#### THE TASK
Below are the records; copy every line in them that holds the string "data".

SUPPLIED RECORDS section start

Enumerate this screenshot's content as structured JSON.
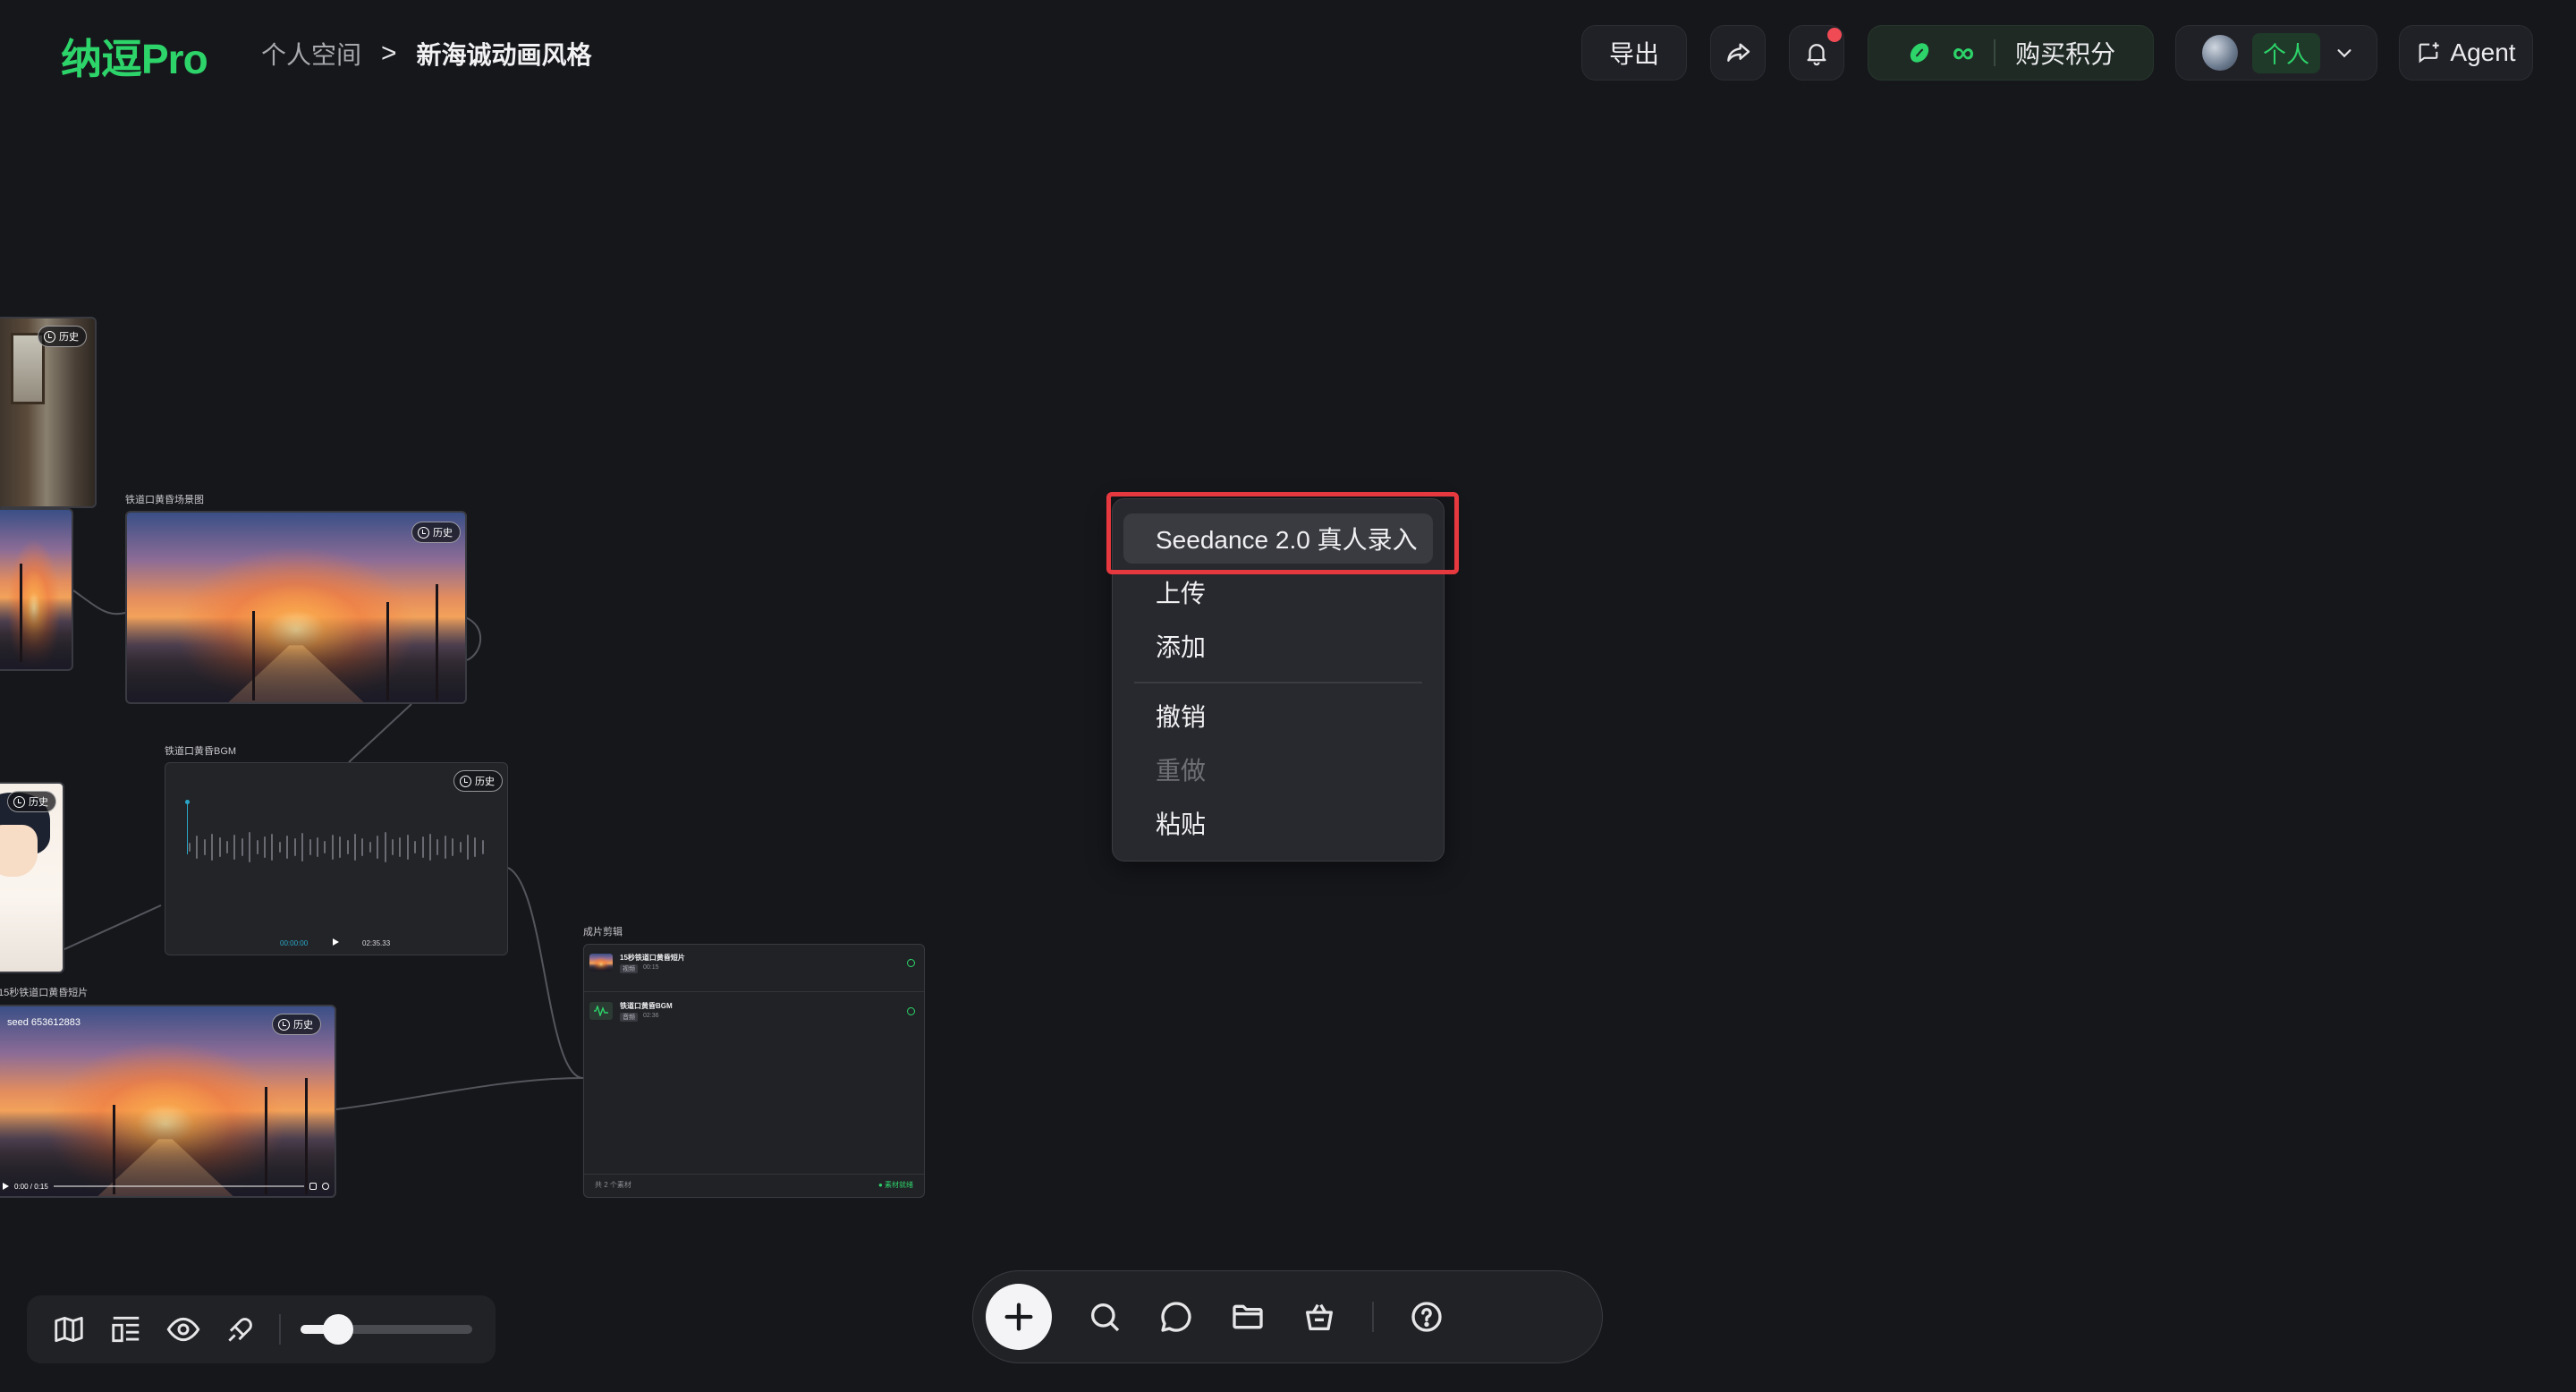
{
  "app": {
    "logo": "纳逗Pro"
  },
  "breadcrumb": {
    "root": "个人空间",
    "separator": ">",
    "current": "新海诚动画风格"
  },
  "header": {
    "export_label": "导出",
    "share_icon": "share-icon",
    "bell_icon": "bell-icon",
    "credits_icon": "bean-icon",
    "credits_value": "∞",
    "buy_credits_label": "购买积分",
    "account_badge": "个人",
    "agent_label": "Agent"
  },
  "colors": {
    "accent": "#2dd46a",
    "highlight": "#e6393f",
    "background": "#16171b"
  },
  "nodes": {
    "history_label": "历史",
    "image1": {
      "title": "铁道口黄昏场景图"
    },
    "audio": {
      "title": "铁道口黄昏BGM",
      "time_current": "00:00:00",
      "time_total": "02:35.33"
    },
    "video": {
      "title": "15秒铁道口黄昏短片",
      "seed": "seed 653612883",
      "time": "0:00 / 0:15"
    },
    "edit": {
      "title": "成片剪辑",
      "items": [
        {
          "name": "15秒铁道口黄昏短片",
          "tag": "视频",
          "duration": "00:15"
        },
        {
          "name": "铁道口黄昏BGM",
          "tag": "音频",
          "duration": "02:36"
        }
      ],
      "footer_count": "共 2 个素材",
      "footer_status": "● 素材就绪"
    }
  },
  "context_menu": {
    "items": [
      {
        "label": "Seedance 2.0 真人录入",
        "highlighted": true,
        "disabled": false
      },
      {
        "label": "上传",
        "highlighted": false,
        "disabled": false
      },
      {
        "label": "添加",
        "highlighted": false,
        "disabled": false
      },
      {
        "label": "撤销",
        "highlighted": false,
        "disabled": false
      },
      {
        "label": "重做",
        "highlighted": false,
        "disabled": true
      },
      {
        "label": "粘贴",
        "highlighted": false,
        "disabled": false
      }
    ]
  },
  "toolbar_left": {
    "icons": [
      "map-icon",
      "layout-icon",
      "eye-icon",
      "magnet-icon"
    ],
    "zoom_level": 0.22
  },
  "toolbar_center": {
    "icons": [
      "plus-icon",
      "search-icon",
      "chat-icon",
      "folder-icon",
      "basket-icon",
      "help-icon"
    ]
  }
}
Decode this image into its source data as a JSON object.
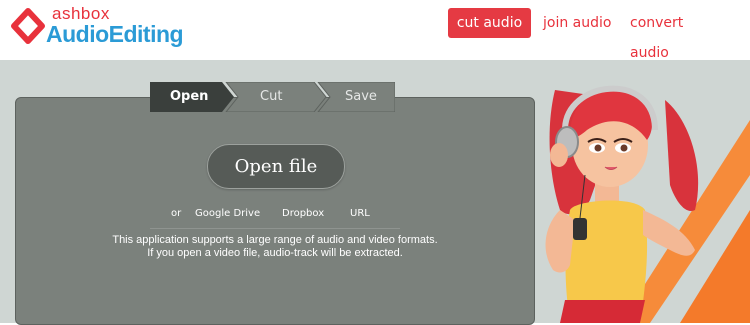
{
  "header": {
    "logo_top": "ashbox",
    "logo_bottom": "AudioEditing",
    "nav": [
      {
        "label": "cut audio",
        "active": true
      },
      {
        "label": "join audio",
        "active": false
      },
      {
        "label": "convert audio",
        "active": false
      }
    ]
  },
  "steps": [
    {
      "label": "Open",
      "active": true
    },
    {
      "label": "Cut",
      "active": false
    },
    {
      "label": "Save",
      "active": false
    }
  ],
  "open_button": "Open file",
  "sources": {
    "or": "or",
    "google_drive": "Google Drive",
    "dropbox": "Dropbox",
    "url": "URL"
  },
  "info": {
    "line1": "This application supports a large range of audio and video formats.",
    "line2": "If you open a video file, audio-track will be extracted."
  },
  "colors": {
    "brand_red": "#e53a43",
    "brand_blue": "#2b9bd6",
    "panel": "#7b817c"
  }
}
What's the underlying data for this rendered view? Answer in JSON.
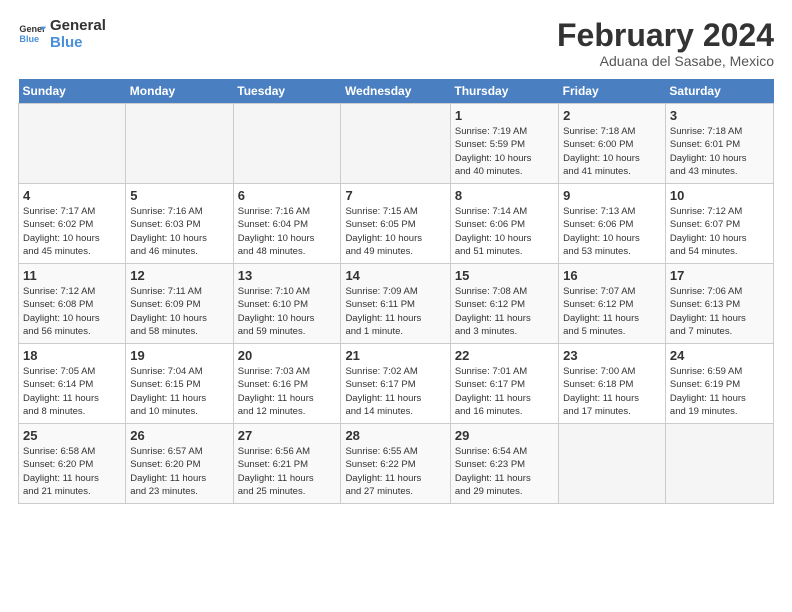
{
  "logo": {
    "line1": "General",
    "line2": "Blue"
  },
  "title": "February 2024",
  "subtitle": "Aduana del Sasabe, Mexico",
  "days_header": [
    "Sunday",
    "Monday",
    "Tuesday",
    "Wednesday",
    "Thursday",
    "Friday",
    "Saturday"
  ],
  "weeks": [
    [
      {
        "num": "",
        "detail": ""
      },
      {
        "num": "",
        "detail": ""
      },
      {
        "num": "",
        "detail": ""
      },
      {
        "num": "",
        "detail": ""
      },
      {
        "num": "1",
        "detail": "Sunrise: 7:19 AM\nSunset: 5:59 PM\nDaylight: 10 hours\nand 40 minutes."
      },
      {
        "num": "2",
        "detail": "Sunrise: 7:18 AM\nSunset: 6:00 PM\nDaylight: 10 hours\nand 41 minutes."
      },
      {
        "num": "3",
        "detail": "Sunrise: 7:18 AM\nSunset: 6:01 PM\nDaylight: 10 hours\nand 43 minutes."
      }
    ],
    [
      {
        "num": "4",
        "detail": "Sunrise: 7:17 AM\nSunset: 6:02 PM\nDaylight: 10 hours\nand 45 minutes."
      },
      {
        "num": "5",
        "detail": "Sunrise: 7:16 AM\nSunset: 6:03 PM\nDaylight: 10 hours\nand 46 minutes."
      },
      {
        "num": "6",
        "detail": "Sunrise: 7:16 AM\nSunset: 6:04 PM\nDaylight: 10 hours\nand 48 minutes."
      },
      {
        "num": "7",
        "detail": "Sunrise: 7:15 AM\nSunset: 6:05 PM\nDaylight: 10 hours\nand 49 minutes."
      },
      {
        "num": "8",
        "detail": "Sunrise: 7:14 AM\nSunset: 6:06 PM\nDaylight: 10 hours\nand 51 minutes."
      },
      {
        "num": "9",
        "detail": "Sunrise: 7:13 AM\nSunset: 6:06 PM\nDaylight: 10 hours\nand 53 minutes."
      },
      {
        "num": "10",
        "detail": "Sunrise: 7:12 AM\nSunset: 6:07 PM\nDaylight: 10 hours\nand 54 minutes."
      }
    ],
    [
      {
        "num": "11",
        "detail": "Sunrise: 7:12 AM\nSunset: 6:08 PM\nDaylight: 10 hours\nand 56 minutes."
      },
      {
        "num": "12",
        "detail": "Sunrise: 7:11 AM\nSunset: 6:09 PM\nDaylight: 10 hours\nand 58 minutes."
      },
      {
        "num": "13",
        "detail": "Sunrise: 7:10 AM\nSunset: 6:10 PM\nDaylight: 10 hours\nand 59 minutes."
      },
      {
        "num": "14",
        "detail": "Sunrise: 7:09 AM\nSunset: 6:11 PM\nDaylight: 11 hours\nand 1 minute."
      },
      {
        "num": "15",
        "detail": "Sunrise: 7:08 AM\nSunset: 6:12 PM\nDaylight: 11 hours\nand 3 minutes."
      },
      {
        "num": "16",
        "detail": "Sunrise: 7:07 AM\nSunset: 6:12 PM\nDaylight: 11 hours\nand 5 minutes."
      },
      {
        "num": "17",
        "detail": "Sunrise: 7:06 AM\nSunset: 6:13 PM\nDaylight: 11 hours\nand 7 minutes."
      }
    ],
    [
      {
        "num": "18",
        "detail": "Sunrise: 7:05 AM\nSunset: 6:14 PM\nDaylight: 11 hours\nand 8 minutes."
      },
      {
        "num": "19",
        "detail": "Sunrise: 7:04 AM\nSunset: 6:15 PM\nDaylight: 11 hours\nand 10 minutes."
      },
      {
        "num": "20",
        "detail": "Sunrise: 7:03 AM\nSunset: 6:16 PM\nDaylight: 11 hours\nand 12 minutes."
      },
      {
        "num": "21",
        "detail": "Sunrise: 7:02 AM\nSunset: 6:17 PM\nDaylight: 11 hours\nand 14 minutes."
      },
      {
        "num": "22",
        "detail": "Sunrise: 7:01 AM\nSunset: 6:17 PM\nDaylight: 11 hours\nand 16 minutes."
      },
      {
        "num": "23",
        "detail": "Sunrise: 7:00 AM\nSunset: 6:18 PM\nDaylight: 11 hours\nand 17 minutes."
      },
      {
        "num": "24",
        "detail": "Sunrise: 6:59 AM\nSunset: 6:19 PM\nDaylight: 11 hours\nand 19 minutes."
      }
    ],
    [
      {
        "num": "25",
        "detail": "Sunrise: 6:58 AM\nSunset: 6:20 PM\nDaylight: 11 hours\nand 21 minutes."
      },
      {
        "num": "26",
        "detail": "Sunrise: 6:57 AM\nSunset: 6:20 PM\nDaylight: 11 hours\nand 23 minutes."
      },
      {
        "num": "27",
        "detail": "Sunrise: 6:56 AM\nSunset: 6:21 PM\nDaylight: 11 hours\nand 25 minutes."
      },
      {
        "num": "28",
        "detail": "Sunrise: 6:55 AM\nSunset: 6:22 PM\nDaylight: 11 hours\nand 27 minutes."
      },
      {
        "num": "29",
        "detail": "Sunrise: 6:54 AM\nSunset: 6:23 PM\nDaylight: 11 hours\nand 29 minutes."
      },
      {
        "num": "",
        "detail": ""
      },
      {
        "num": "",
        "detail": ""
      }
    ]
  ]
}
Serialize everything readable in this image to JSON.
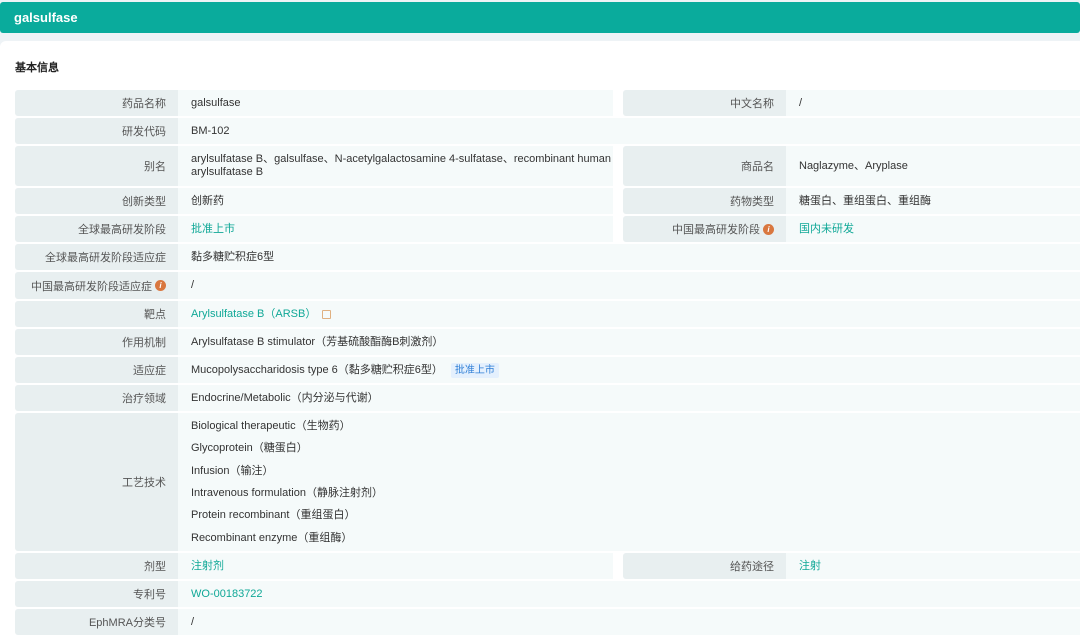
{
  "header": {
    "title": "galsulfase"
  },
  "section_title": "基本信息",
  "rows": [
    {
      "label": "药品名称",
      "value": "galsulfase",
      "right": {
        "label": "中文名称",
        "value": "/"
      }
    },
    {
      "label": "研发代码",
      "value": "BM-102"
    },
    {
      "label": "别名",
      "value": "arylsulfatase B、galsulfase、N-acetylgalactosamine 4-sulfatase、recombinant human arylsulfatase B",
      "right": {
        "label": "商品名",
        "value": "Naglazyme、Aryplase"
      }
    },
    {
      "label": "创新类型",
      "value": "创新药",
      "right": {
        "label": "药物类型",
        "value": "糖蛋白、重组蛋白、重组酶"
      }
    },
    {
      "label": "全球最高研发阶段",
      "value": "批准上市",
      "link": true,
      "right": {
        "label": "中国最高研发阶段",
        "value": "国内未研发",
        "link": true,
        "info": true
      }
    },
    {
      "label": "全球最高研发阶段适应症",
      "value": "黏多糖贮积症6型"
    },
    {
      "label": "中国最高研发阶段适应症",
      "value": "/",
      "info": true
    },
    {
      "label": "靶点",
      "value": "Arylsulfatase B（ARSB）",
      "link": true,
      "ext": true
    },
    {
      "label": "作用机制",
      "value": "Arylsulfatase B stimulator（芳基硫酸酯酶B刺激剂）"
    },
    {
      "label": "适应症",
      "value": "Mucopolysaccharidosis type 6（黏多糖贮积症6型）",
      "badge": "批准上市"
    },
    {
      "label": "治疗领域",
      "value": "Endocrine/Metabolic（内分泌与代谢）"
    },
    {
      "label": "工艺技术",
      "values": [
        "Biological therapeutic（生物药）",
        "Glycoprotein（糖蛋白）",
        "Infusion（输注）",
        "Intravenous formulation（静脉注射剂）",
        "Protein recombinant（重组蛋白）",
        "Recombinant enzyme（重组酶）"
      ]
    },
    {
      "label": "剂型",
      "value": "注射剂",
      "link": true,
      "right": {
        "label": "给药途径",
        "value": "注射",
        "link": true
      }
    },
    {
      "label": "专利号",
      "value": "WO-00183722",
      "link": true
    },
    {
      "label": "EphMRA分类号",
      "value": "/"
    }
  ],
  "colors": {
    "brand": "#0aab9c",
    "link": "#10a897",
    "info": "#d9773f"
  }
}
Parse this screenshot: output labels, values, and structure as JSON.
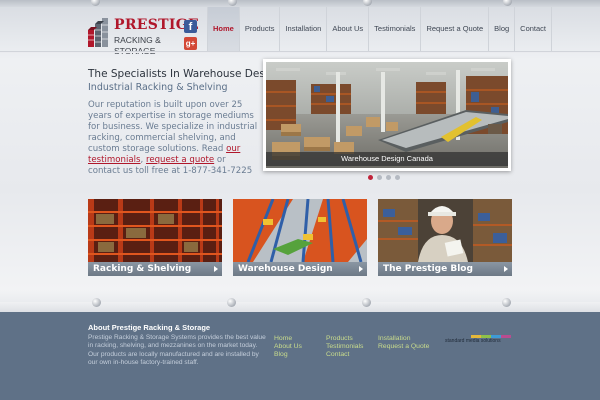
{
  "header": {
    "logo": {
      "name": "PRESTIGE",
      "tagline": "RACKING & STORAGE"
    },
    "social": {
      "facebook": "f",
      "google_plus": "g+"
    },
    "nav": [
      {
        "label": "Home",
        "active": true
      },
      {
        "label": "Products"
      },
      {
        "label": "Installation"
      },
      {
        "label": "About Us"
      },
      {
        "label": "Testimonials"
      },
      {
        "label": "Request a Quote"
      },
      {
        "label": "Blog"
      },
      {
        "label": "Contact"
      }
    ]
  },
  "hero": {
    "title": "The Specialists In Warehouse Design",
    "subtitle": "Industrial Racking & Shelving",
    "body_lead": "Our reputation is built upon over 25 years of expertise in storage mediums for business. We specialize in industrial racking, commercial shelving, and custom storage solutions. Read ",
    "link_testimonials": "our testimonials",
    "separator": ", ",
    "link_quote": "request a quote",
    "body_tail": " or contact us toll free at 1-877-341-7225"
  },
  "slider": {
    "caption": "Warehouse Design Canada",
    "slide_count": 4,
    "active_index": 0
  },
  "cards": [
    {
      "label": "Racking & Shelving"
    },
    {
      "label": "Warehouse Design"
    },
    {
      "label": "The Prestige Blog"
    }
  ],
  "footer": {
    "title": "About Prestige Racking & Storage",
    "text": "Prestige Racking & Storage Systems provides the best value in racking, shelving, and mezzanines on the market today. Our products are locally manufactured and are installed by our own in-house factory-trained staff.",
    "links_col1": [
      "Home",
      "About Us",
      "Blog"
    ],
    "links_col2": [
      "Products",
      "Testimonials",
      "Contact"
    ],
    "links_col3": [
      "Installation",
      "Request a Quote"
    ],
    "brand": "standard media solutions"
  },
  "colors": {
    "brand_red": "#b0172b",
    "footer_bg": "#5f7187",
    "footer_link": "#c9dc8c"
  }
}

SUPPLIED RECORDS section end

#### EXPECTED OUTPUT
Decode this image into its source data as a JSON object.
What's the underlying data for this rendered view? Answer in JSON.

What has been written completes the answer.